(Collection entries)
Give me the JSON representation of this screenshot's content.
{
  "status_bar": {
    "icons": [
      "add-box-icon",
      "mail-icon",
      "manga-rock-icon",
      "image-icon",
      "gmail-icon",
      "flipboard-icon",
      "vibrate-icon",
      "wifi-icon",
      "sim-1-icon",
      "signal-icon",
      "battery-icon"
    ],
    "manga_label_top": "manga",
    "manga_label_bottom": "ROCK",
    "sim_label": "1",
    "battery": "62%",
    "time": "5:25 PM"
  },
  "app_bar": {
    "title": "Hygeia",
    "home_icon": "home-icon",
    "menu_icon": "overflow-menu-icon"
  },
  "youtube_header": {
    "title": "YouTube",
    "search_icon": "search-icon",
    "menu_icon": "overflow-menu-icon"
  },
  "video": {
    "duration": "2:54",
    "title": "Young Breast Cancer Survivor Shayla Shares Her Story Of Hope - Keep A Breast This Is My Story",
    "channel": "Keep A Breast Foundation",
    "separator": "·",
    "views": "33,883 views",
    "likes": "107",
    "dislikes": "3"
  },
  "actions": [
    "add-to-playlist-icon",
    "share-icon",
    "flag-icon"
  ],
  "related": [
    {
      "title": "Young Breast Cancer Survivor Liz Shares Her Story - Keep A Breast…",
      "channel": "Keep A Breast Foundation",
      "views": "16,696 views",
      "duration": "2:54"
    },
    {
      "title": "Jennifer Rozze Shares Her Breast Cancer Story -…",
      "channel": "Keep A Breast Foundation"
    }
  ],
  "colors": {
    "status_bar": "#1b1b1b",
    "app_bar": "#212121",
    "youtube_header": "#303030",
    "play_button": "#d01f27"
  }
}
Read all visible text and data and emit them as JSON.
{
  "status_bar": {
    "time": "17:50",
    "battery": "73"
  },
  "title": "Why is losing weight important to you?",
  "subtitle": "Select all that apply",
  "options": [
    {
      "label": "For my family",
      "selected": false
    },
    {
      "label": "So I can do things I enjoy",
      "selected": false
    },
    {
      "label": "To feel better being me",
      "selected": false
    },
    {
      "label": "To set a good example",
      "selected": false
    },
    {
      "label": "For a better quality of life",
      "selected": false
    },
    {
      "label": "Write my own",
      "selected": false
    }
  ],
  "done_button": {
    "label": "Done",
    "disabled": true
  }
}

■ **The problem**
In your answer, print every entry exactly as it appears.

■ **Completed exercise**
Give me the JSON representation of this screenshot's content.
{
  "status_bar": {
    "icons": [
      "add-box-icon",
      "mail-icon",
      "manga-rock-icon",
      "image-icon",
      "gmail-icon",
      "flipboard-icon",
      "vibrate-icon",
      "wifi-icon",
      "sim-1-icon",
      "signal-icon",
      "battery-icon"
    ],
    "manga_label_top": "manga",
    "manga_label_bottom": "ROCK",
    "sim_label": "1",
    "battery": "62%",
    "time": "5:25 PM"
  },
  "app_bar": {
    "title": "Hygeia",
    "home_icon": "home-icon",
    "menu_icon": "overflow-menu-icon"
  },
  "youtube_header": {
    "title": "YouTube",
    "search_icon": "search-icon",
    "menu_icon": "overflow-menu-icon"
  },
  "video": {
    "duration": "2:54",
    "title": "Young Breast Cancer Survivor Shayla Shares Her Story Of Hope - Keep A Breast This Is My Story",
    "channel": "Keep A Breast Foundation",
    "separator": "·",
    "views": "33,883 views",
    "likes": "107",
    "dislikes": "3"
  },
  "actions": [
    "add-to-playlist-icon",
    "share-icon",
    "flag-icon"
  ],
  "related": [
    {
      "title": "Young Breast Cancer Survivor Liz Shares Her Story - Keep A Breast…",
      "channel": "Keep A Breast Foundation",
      "views": "16,696 views",
      "duration": "2:54"
    },
    {
      "title": "Jennifer Rozze Shares Her Breast Cancer Story -…",
      "channel": "Keep A Breast Foundation"
    }
  ],
  "colors": {
    "status_bar": "#1b1b1b",
    "app_bar": "#212121",
    "youtube_header": "#303030",
    "play_button": "#d01f27"
  }
}
Read all visible text and data and emit them as JSON.
{
  "status_bar": {
    "time": "17:50",
    "battery": "73"
  },
  "title": "Why is losing weight important to you?",
  "subtitle": "Select all that apply",
  "options": [
    {
      "label": "For my family",
      "selected": false
    },
    {
      "label": "So I can do things I enjoy",
      "selected": false
    },
    {
      "label": "To feel better being me",
      "selected": false
    },
    {
      "label": "To set a good example",
      "selected": false
    },
    {
      "label": "For a better quality of life",
      "selected": false
    },
    {
      "label": "Write my own",
      "selected": false
    }
  ],
  "done_button": {
    "label": "Done",
    "disabled": true
  }
}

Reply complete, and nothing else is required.